When the moon is a small accent to a wide scene, it’s often enough to just show up on its full or crescent day and shoot it somewhere above your subject. But because the margin for error shrinks as the focal length increases, planning for a big moon image is best done months in advance.
I’ve identified many big-moon candidate locations near home and in my travels, and am alwayson the lookout for more. My criteria are prominent subjects that stand out against the sky, with a distant east- or west-facing vantage point. Over the years, I’ve assembled a mental database of subjects ranging from hilltop trees near home to landscape icons like Half Dome, Mt. Whitney and Zabriskie Point in Death Valley.
With my subjects identified, I do my plotting (I still do it the old-fashioned way) and mark my calendar for the day I want to be there. That often means waiting up to a year for the alignment I want. And if the weather or my schedule doesn’t cooperate, my wait can be longer than that.

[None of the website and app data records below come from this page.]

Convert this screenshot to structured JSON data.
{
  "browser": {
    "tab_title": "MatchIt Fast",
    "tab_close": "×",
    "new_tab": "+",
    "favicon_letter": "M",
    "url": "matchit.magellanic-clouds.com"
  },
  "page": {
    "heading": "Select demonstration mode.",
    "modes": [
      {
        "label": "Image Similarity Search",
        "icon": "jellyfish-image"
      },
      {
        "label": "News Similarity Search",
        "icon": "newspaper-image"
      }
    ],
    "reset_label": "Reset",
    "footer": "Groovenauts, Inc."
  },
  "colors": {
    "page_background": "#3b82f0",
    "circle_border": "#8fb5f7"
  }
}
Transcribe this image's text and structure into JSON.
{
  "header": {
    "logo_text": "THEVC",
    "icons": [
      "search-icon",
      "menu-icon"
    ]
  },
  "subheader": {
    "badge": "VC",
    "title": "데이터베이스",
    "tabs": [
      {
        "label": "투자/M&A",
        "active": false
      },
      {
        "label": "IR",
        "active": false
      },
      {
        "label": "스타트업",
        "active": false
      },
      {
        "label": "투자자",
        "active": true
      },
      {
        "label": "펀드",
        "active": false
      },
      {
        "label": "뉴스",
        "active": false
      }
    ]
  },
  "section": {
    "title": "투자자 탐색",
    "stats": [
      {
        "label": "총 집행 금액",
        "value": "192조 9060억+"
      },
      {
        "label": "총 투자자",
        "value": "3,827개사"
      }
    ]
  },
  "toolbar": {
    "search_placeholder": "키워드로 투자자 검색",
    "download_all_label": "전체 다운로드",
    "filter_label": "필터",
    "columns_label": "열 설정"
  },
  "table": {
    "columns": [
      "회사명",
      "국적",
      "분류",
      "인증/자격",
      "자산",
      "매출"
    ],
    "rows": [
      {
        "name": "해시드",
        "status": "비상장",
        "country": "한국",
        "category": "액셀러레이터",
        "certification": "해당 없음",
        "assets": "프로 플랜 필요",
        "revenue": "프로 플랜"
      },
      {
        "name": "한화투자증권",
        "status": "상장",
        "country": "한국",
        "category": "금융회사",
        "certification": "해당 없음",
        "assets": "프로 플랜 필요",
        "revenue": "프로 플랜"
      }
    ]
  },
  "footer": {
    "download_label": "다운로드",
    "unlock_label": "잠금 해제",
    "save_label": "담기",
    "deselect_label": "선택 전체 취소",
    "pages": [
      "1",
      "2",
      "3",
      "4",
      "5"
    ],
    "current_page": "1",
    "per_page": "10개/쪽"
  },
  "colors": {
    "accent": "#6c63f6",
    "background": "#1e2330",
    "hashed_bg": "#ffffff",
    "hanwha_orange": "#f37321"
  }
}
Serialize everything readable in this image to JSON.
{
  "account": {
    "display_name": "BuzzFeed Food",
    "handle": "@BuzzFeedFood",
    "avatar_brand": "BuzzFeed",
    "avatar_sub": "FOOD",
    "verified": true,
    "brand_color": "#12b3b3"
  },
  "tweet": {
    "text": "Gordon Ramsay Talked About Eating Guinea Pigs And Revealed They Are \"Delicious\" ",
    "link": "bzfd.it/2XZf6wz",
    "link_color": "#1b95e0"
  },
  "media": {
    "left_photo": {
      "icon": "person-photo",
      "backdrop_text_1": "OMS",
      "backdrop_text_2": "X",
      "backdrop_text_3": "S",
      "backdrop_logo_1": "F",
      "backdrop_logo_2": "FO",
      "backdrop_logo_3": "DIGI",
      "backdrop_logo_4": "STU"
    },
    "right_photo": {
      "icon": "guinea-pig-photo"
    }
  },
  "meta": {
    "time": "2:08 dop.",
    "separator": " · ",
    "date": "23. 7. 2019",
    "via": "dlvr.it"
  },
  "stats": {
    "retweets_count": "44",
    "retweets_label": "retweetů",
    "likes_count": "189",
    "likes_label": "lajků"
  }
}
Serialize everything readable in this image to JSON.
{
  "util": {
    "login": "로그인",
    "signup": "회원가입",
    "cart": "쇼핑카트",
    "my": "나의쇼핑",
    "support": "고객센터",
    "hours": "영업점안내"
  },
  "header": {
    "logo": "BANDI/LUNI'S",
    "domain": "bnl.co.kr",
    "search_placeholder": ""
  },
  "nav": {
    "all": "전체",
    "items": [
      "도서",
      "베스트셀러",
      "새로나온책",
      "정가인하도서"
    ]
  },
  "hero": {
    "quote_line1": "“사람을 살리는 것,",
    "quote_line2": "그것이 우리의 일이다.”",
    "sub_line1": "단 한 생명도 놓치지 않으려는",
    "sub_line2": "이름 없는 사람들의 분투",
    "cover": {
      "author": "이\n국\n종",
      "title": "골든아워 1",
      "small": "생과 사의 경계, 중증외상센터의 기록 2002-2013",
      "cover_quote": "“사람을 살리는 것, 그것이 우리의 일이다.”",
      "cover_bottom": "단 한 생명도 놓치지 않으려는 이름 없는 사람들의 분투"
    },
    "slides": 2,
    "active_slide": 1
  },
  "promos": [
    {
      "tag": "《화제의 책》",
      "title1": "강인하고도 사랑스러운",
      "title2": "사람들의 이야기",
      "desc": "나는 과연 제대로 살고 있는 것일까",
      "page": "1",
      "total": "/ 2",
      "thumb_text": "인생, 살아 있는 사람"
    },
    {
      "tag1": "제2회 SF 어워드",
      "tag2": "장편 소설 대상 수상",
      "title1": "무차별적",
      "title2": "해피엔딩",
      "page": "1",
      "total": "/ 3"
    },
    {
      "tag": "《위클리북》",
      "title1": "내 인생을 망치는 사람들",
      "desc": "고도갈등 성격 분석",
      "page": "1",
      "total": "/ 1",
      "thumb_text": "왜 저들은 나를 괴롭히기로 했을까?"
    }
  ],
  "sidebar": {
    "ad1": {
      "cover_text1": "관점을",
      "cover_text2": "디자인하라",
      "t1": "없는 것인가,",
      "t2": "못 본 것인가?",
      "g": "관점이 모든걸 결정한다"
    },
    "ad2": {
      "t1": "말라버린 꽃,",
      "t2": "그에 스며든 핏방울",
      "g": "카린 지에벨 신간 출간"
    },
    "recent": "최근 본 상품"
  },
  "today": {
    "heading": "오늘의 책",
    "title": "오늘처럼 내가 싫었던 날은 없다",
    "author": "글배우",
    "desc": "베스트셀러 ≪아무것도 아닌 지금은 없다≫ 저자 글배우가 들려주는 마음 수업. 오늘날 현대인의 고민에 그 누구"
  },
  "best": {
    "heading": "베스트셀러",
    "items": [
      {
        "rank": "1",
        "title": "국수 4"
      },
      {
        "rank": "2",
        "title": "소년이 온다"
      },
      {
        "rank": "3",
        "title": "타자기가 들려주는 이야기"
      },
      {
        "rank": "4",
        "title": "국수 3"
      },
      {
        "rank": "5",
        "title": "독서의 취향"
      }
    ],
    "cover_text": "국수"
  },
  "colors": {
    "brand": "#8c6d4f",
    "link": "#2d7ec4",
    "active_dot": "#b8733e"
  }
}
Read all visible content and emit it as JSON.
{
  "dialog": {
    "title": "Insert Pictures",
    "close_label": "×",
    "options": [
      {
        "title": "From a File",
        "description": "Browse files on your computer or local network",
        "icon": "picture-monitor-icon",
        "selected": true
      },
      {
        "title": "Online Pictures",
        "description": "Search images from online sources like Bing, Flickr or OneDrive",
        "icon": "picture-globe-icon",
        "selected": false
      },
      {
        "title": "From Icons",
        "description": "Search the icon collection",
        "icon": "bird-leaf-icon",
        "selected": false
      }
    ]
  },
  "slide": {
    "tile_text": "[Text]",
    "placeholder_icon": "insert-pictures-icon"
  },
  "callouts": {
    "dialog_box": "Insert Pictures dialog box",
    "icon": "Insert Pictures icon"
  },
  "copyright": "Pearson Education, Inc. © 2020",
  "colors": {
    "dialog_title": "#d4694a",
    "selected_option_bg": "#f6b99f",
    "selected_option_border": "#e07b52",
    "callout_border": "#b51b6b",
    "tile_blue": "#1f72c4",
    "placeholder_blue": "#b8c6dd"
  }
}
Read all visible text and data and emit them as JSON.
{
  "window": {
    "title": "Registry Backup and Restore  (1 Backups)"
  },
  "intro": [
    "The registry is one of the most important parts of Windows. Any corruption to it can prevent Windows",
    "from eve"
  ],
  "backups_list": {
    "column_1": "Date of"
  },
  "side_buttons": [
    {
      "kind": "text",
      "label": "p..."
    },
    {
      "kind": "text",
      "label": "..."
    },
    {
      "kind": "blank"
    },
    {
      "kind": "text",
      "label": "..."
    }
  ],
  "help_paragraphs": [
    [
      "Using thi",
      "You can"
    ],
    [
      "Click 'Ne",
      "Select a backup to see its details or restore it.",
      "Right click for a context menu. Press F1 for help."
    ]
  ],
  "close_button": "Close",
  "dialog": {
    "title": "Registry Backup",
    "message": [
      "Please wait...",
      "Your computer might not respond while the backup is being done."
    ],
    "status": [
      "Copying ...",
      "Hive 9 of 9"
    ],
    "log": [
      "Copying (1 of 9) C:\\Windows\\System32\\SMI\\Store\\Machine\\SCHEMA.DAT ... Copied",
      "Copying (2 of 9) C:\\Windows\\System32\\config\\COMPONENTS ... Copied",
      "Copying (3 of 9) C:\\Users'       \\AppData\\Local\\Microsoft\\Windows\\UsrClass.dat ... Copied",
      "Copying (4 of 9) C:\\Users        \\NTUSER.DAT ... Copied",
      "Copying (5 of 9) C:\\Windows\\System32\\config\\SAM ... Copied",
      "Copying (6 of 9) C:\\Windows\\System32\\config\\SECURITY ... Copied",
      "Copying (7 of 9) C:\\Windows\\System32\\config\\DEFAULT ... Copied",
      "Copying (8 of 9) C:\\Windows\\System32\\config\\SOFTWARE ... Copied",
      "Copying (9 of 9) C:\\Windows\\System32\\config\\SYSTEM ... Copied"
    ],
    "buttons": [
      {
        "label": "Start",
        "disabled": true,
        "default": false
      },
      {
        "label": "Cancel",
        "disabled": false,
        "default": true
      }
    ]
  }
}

It’s Time For Action
Like most things in photography, doing is better than reading. Don’t wait until the day of the next full or crescent moon to prepare. Right this minute, you’re just a Google search or smartphone app away from knowing when the next full or crescent moon is. Look it up and mark your calendar. And while you wait for the day to arrive, download an app like The Photographer’s Ephemeris and become familiar with it. Take a weekend drive in the mountains, hills or countryside near home and identify potential moonrise and moonset subjects, and use them to hone your plotting skills with your new app.
Don’t be disappointed if you don’t nail it the first time you set out to capture a big moon. At the very least, you’ll have learned something for the next time, and your life will be all the richer for the beauty you witnessed.